The Chitties of Melaka, or Hindu Indian Peranakans, present another a rather different story of acculturation, hybridization, and negotiation. While there were many marriages between cousins within the Chitty community, there seemed to have been a significant trend towards marrying outside the community, with Indians, Chinese, and other ethnic communities. Chitty culture, through intermarriages and the local Malay world environment, became increasingly hybrid, from the architectural style of their homes to their food, dress, language, and performing arts, with the Peranakan Chinese of Melaka playing an important role as what Pillai calls “cultural intermediaries” in some of these processes. He focuses on the spatial environment of Kampong Chitty as the anchor and embodiment of this Chitty identity through the houses and the temples. The threats to this ethnic space has led to attempts to secure bumiputera status for the community, at a time when other non-Muslim Malaysian communities were being granted such status.
This “quest for bumiputera status” can also be seen among the Portuguese Eurasians of Melaka. Like the case of the Chitties, Pillai focuses on the inhabitants in the Portuguese Settlement, outside Melaka town. Like the Chitties, the Portuguese Eurasian culture has become increasingly diverse and mixed, through interaction, acculturation and intermarriage with different ethnic communities. Religion, too, played an important role in identity maintenance over time. Likewise, the challenge to their settlement in the face of land acquisition for development, has led to various strategies, from the linking of the community to place, and the pushing for the recognition of the Portuguese Eurasian community as bumiputera.
Pillai’s discussion of the Chinese Peranakans of Trengganu shifts the focus from the western coast of the peninsula to the less-studied east.
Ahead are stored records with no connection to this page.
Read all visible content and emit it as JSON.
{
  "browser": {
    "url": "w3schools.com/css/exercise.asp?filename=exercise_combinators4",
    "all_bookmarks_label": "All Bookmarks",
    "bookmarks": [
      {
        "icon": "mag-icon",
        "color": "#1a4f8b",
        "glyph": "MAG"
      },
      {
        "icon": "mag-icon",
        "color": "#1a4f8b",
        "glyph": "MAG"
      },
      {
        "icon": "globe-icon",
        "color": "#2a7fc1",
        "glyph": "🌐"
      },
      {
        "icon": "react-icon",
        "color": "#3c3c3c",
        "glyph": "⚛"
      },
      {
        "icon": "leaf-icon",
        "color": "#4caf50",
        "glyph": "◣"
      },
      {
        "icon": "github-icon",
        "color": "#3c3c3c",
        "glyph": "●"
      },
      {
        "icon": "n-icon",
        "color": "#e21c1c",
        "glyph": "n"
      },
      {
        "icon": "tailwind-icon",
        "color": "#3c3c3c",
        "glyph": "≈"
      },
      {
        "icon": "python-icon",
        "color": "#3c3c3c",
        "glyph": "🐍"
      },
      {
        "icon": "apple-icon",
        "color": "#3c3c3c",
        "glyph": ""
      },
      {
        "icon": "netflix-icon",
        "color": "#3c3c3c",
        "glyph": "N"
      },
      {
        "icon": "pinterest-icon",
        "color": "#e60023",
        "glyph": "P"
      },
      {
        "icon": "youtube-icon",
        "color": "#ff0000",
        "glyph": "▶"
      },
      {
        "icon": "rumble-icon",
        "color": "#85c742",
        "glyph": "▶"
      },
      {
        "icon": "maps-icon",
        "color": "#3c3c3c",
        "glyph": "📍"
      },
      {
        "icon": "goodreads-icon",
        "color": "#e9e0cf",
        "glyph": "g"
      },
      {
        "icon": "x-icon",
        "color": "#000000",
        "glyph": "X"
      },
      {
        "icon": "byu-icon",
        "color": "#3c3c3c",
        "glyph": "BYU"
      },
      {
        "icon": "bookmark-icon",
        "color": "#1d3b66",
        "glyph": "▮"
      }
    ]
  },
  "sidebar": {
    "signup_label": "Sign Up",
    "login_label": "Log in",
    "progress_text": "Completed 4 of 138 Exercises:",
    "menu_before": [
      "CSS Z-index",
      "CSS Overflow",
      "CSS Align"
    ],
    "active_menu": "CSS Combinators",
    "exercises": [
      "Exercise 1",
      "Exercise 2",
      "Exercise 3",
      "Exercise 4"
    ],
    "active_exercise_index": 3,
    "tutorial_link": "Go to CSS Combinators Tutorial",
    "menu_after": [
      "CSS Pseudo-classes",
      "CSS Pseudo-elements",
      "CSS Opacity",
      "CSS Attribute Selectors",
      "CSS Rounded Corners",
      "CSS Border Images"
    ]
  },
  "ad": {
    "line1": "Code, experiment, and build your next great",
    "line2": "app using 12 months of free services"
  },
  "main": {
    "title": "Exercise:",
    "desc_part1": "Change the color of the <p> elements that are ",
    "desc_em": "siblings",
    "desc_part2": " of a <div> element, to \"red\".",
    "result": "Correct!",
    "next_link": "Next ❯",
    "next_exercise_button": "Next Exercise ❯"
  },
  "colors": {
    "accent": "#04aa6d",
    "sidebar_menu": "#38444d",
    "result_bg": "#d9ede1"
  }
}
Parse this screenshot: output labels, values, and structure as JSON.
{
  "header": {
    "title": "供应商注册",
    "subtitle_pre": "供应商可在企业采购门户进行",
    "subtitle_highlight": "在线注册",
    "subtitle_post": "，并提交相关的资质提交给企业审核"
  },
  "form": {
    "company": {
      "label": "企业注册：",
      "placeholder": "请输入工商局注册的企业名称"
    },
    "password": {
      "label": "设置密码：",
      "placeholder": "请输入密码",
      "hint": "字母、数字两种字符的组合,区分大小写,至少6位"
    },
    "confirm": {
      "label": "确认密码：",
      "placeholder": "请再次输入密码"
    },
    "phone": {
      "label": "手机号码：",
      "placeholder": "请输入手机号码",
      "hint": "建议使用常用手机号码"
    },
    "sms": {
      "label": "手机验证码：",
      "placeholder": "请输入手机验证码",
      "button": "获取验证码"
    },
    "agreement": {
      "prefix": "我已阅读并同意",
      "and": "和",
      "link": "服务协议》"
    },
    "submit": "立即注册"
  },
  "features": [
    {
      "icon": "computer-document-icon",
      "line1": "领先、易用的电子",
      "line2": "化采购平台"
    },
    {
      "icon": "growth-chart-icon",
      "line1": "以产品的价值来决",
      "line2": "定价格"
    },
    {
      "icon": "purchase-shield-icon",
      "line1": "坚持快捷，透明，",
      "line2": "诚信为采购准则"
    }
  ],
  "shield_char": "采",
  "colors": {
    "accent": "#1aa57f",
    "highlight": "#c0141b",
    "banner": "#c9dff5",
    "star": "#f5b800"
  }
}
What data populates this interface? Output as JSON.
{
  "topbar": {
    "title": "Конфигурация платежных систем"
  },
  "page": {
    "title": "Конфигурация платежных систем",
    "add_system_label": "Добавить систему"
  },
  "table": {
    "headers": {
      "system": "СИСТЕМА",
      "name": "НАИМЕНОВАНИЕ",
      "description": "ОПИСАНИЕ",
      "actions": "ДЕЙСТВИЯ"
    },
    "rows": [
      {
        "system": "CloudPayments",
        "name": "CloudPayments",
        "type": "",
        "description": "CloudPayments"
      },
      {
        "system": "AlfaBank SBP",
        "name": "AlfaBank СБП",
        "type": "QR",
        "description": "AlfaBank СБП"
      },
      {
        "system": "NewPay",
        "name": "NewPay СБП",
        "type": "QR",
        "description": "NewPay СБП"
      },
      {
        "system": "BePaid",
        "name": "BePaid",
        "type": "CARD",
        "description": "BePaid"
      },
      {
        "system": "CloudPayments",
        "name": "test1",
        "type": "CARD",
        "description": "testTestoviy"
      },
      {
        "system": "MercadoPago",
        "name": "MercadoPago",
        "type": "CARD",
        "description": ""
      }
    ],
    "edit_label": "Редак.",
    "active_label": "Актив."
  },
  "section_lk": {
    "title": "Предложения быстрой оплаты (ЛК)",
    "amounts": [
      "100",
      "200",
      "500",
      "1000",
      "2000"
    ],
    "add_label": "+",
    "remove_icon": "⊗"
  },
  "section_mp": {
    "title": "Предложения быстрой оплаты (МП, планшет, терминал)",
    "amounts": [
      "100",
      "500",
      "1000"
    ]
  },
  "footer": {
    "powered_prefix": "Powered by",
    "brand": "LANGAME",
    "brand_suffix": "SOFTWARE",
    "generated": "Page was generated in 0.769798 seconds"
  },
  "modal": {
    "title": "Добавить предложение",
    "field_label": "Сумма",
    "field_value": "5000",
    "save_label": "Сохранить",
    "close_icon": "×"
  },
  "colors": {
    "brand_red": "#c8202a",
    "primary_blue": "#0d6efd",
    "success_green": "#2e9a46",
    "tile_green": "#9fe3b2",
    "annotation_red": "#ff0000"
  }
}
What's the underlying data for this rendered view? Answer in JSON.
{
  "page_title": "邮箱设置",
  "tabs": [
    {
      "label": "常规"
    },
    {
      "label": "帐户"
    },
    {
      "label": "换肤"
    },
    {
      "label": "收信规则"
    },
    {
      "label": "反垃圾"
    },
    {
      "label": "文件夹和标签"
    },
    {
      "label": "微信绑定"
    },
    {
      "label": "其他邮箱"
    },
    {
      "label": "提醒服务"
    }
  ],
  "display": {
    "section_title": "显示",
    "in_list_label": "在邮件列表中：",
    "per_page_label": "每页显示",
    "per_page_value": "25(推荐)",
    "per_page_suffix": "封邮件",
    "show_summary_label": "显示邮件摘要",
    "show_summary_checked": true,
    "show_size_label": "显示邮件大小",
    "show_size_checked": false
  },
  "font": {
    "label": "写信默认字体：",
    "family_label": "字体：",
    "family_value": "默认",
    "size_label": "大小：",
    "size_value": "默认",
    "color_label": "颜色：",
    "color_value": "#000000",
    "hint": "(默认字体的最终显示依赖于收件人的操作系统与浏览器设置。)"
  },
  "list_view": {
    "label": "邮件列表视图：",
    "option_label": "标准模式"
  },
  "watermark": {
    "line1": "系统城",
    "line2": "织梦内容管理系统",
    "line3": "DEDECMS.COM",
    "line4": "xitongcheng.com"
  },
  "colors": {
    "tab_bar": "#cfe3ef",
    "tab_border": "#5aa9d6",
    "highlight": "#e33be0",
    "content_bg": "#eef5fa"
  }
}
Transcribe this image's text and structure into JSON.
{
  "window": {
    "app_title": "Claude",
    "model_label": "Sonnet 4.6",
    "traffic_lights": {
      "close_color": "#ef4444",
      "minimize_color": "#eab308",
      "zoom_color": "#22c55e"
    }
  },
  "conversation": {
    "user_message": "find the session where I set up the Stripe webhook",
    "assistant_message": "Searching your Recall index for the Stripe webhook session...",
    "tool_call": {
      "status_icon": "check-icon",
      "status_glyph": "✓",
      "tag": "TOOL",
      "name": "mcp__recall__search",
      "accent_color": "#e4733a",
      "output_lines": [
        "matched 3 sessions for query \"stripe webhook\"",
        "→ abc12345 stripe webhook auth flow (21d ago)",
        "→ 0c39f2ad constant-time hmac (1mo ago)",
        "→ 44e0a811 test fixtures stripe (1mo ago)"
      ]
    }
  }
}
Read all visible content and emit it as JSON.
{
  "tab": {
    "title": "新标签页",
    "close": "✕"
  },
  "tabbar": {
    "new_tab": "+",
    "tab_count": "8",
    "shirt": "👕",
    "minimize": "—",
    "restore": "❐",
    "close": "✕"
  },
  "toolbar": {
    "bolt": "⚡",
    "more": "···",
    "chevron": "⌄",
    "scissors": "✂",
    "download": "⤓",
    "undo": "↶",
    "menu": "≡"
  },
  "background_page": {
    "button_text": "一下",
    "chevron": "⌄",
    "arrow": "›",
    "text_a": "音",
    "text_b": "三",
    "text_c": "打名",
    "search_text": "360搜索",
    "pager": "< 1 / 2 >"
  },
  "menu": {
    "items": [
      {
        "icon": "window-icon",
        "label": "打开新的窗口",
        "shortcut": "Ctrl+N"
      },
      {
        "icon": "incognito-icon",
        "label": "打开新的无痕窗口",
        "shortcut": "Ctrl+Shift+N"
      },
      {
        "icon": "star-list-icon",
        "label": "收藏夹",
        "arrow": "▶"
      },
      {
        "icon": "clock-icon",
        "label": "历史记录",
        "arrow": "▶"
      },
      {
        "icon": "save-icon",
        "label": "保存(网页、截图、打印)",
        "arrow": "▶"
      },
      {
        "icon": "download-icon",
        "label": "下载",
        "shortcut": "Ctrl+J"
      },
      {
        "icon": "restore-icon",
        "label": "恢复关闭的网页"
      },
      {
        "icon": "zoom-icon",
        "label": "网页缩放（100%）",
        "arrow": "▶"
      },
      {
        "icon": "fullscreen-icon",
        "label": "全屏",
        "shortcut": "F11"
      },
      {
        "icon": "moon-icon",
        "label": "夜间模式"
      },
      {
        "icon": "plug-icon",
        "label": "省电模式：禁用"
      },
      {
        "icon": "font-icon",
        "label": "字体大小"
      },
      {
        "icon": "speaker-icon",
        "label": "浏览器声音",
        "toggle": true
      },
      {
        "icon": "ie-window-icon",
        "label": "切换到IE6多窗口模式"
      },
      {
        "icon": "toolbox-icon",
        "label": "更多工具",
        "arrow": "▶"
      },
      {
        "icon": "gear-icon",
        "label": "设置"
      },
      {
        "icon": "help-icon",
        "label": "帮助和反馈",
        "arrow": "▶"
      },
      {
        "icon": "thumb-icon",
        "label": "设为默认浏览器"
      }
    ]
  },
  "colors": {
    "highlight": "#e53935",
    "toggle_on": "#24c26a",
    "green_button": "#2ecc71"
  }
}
While there is acculturation to the Malay cultural environment, in the form of dress, language, and architecture, there has been relatively little assimilation, except for some Chinese Peranakans becoming Malay through conversion after marriage. Religion played an important role in identity-maintenance, along with increasing appeal of Mandarin-medium primary schools. Identifying key spaces within the state of Chinese Peranakan community formation, Pillai also noticed how these populations traversed rural settlements and certain urban contexts in Trengganu, such as Kampong Tirok.
The final case study examines the Baweanese, who among all the above-mentioned communities were the closest culturally to the Malay community. Economic factors had played important roles in stimulating Baweanese migration to the Malay world region (including Riau, Sumatra, Borneo, and the peninsula), with religion also playing an important dimension. While there were cultural differences, and various communities in the peninsula retained their Baweanese identity, intermarriage, education, and state bumiputra policies saw a growing assimilation to Malay identity, especially among second generation migrants.
Ultimately, as his conclusion and introduction shows, Pillai’s book is not just an academic exercise, but broader effort to transcend the existing racial politics in Malaysia. Emphasizing hybridity and mixing, as evidenced by these communities, reflects the need to “embrace diversity through more inclusive policies” (p. 208); and this, as Professor Shad Saleem Faruqi puts it in the appendix, may pave the way towards a “shared Malaysian Destiny”.